High Life [Review]

Some of us saw this coming, the review is finally here.

I try to see as many films by A24 as possible for many reasons. One, being they have a great track record of putting out some of my favourite films for the last three years, First Reformed, Good Time, and Moonlight. But also similarly to Blumhouse, something A24 seemingly does is that they try and push the director’s vision. They allow for that opportunity, and they lean into the bizarre. Some of the films that were released in their first year were James Ponsoldt’s The Spectacular Now, but also released Harmony Korine’s epic Spring Breakers.

Speaking of Good Time, over the past few years (read: since Twilight ended), I’ve become a massive fan of Robert Pattinson. Just like Kristen Stewart, both actors took their fame and acclaim and started working with filmmakers they very much liked and allows them to be far more creative than mainstream films. One of those movies was Claire Denis’ High Life, and oh boy, what a movie it is.

Let me start this off by telling you all that this is as of writing this review, it is my favourite film of the year. Now I need to try put into words why that is.
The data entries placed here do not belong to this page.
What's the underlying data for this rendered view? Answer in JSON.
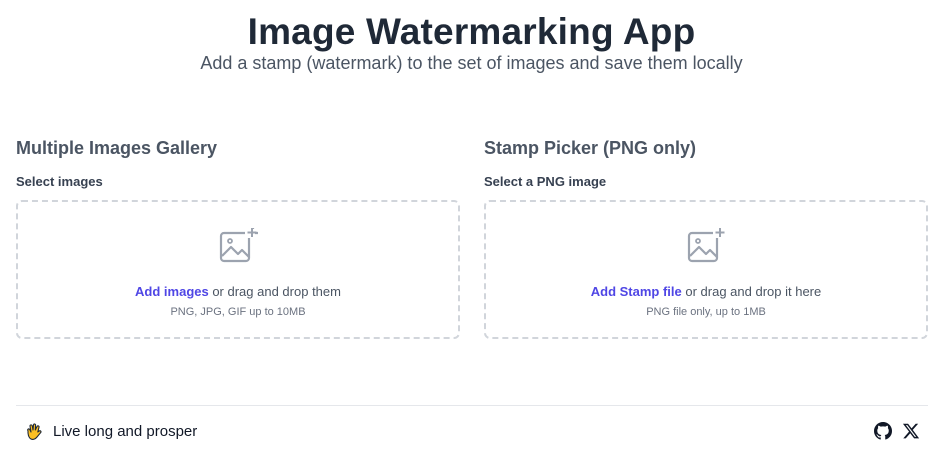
{
  "header": {
    "title": "Image Watermarking App",
    "subtitle": "Add a stamp (watermark) to the set of images and save them locally"
  },
  "gallery": {
    "heading": "Multiple Images Gallery",
    "field_label": "Select images",
    "link_text": "Add images",
    "rest_text": " or drag and drop them",
    "hint": "PNG, JPG, GIF up to 10MB",
    "icon": "image-add-icon"
  },
  "stamp": {
    "heading": "Stamp Picker (PNG only)",
    "field_label": "Select a PNG image",
    "link_text": "Add Stamp file",
    "rest_text": " or drag and drop it here",
    "hint": "PNG file only, up to 1MB",
    "icon": "image-add-icon"
  },
  "footer": {
    "text": "Live long and prosper",
    "icons": [
      "vulcan-salute-icon",
      "github-icon",
      "x-icon"
    ]
  },
  "colors": {
    "accent": "#4f46e5",
    "title": "#1f2937",
    "muted": "#4b5563",
    "border": "#d1d5db"
  }
}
The film premiered at TIFF and it was very much on my must-watch list, but unfortunately, my schedule didn’t match up and I couldn’t get a ticket, so I missed out. But Arianne didn’t, and she told me that I was going to love it. She, like Twitter at the time, also said two words to me: “fuck box.” These words were so wrapped with the film, I wish the tagline was “Enter the fuck box.”

It’s a bit of a cop out, but the film is a lot more about an experience than the plot, but to briefly describe, Monte (Pattinson) is on a spaceship with a baby on their way to a black hole. It wasn’t always only the two of them, in fact, the baby was born on the ship. The other passengers on the plane include the very talented André Benjamin, Mia Goth (from another favourite Suspiria) and the always great, Juliette Binoche as a scientist.

The passengers didn’t really have a say in the matter for their excursion, it was more due to them being criminals. This is known in the film for two reasons. One being it’s clear because the passengers are a bit more violent and not very sociable. And two, there’s a strange scene that takes place on Earth in a train, there’s a professor being interviewed for the sole purpose of exposition to inform the audience that they were criminals. The film never touches on this again, and I was informed that the scene was added after the premiere.

The film is about sexuality and sensuality, and it rings true throughout the film. During TIFF, there were dozens of walkouts and that’s probably due to the Fuck Box scene. So to briefly talk about it, I understand it’s graphic, but at no point is it ever gratuitous. It’s beautifully and expertly done. It’s very sensual and intense, but it’s shot with a sense of purpose and lots of style. I feel like this is a huge difference in having a female direct this scene versus a man behind the camera for it. It could be played as creepy, or as funny. Though there were people in the audience snickering at how awkward they must have felt, it’s empowering.

I’ve already started, but I found the film that I will encourage friends to seek it out and add many caveats. It’s a tricky recommendation, but I know when someone does appreciate it in some sort of way, they will be very happy they sought it out.